Using the records provided below, locate and copy each line that contains the word "heading".
=-=-=-=-=
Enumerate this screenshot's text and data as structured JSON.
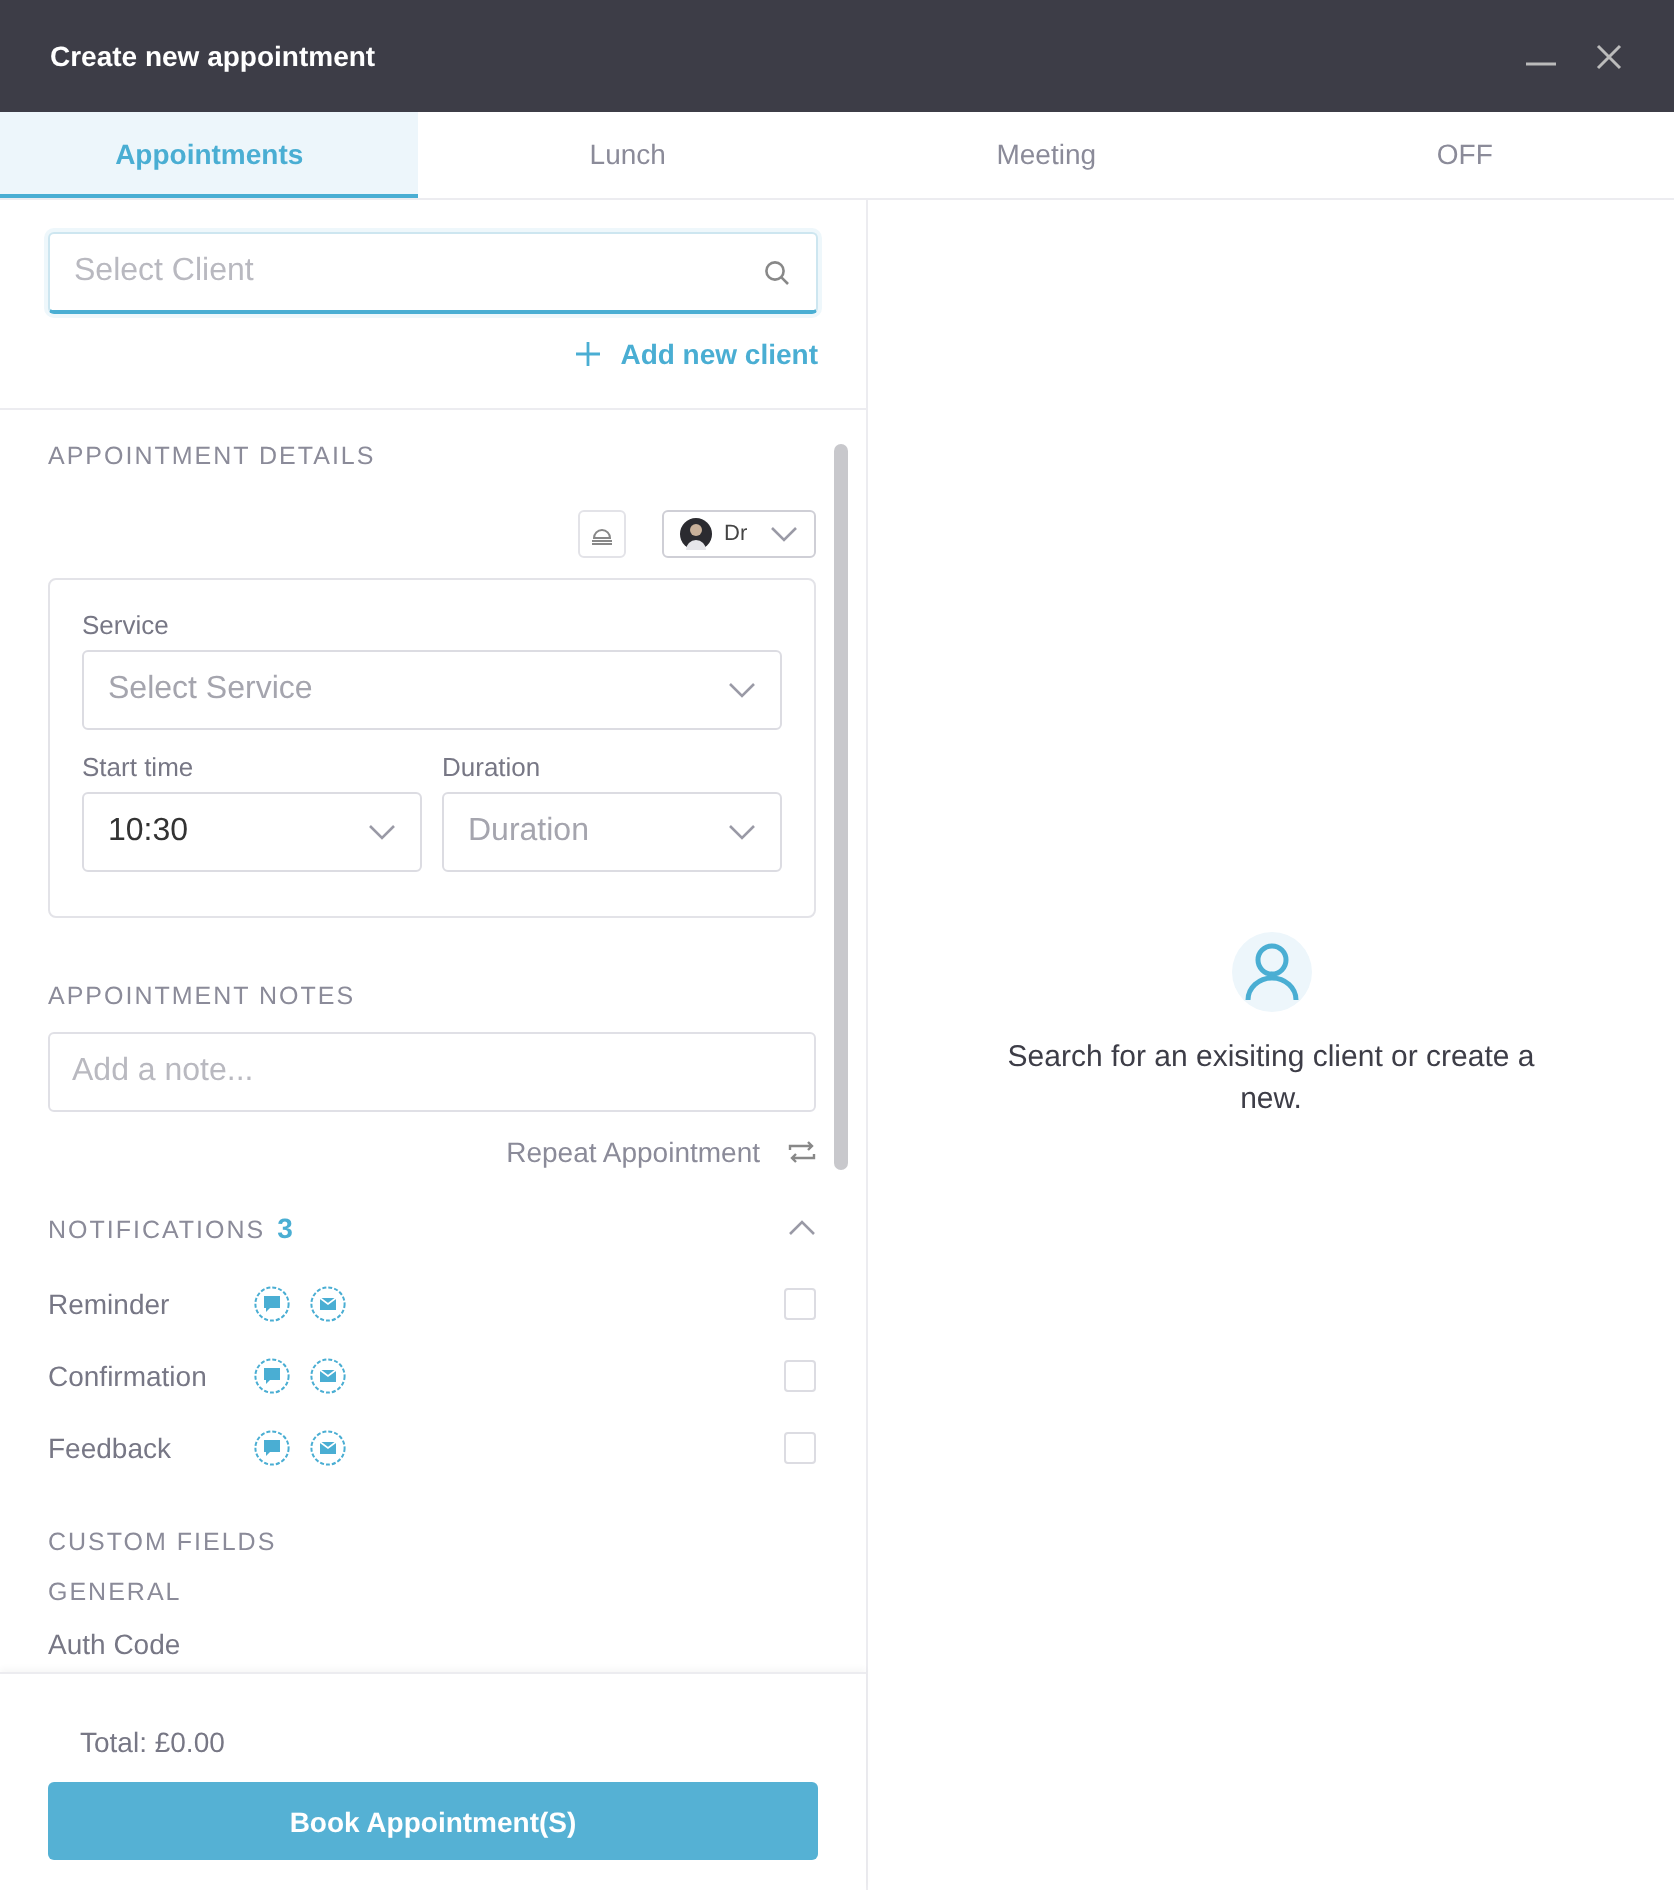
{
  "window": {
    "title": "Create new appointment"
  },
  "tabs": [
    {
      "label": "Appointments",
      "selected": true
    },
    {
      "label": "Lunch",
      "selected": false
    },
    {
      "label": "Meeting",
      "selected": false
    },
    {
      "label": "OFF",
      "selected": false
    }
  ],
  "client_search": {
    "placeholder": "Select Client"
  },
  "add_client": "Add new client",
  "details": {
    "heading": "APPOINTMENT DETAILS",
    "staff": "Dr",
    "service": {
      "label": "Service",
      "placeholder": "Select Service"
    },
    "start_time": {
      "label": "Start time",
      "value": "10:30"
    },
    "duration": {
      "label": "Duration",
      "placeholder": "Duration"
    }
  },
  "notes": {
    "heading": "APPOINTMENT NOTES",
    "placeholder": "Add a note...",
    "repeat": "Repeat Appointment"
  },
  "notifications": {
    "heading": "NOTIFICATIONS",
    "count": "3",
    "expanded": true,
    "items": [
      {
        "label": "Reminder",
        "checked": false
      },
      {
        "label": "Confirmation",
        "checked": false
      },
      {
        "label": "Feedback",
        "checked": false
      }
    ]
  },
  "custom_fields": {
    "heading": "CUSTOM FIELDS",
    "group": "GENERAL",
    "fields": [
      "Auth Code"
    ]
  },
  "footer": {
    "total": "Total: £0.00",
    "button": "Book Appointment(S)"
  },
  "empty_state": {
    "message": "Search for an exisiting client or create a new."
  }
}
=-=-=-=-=
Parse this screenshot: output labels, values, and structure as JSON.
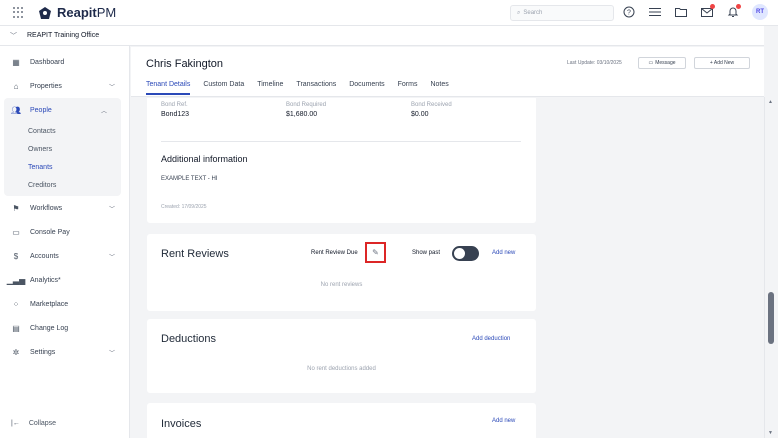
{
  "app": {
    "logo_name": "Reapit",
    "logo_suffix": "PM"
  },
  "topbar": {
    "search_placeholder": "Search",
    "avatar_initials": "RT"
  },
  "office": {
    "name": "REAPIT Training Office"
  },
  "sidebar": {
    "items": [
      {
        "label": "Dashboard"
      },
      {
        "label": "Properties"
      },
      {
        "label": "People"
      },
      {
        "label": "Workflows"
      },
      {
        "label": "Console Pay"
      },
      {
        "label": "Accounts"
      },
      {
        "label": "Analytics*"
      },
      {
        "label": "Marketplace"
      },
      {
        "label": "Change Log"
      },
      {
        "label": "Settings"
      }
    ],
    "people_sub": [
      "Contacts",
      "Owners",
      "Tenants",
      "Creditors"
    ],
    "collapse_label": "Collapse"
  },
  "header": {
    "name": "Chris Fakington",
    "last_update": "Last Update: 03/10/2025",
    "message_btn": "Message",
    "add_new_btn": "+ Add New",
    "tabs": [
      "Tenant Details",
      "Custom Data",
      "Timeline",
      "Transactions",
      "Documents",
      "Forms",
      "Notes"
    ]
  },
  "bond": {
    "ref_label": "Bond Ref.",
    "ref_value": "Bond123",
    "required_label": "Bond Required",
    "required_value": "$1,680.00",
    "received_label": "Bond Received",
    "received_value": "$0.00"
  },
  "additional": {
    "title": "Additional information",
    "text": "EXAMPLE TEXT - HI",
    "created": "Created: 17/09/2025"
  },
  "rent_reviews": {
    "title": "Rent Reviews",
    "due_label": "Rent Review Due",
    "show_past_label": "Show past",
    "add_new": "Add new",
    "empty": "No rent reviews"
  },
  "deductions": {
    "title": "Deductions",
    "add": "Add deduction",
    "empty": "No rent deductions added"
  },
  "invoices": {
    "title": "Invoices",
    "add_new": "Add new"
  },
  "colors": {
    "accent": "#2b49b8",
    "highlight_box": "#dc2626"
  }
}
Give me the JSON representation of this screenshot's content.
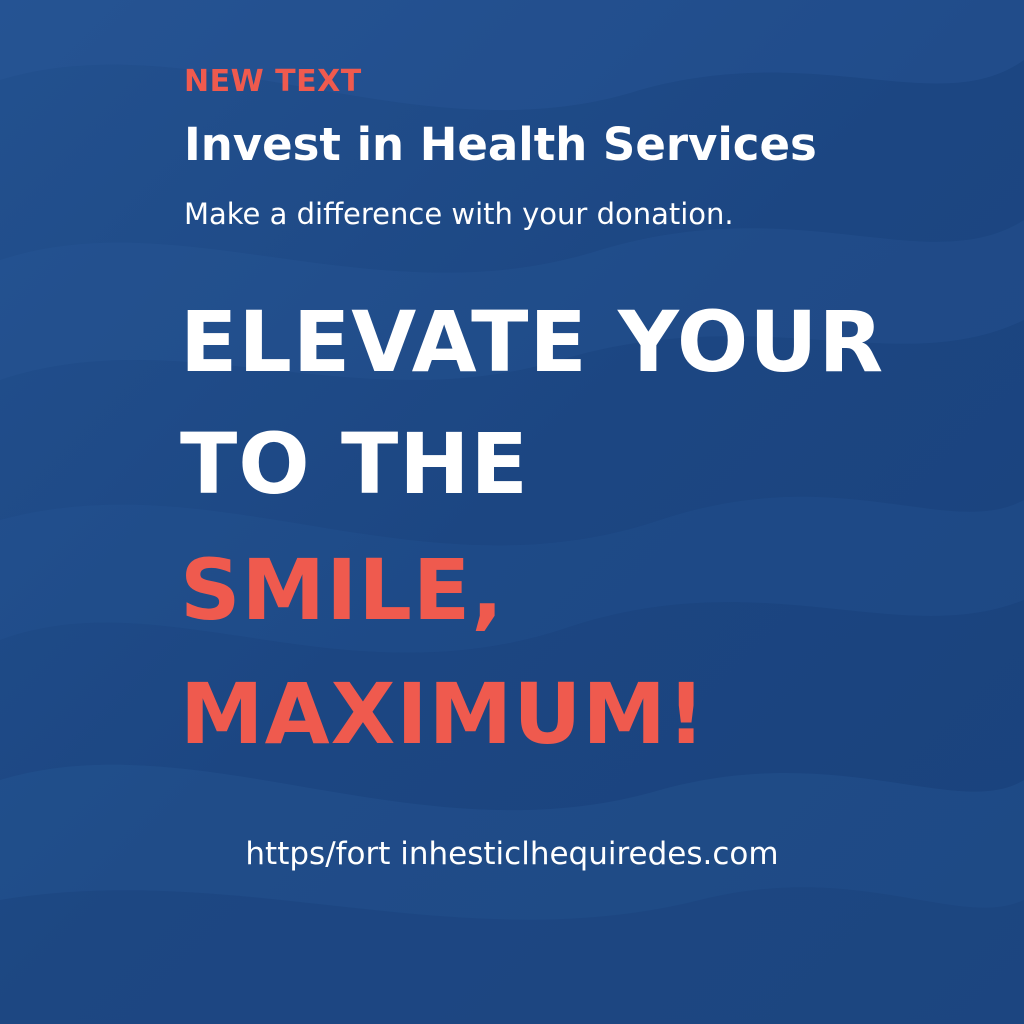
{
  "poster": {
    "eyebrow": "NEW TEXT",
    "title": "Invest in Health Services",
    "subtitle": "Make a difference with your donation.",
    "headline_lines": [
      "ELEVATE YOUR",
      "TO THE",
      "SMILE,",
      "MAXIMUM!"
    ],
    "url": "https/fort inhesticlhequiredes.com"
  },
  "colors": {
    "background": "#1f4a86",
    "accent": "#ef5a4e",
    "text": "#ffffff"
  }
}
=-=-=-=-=
Answer below
    "heading": "APPOINTMENT DETAILS",
    "heading": "APPOINTMENT NOTES",
    "heading": "NOTIFICATIONS",
    "heading": "CUSTOM FIELDS",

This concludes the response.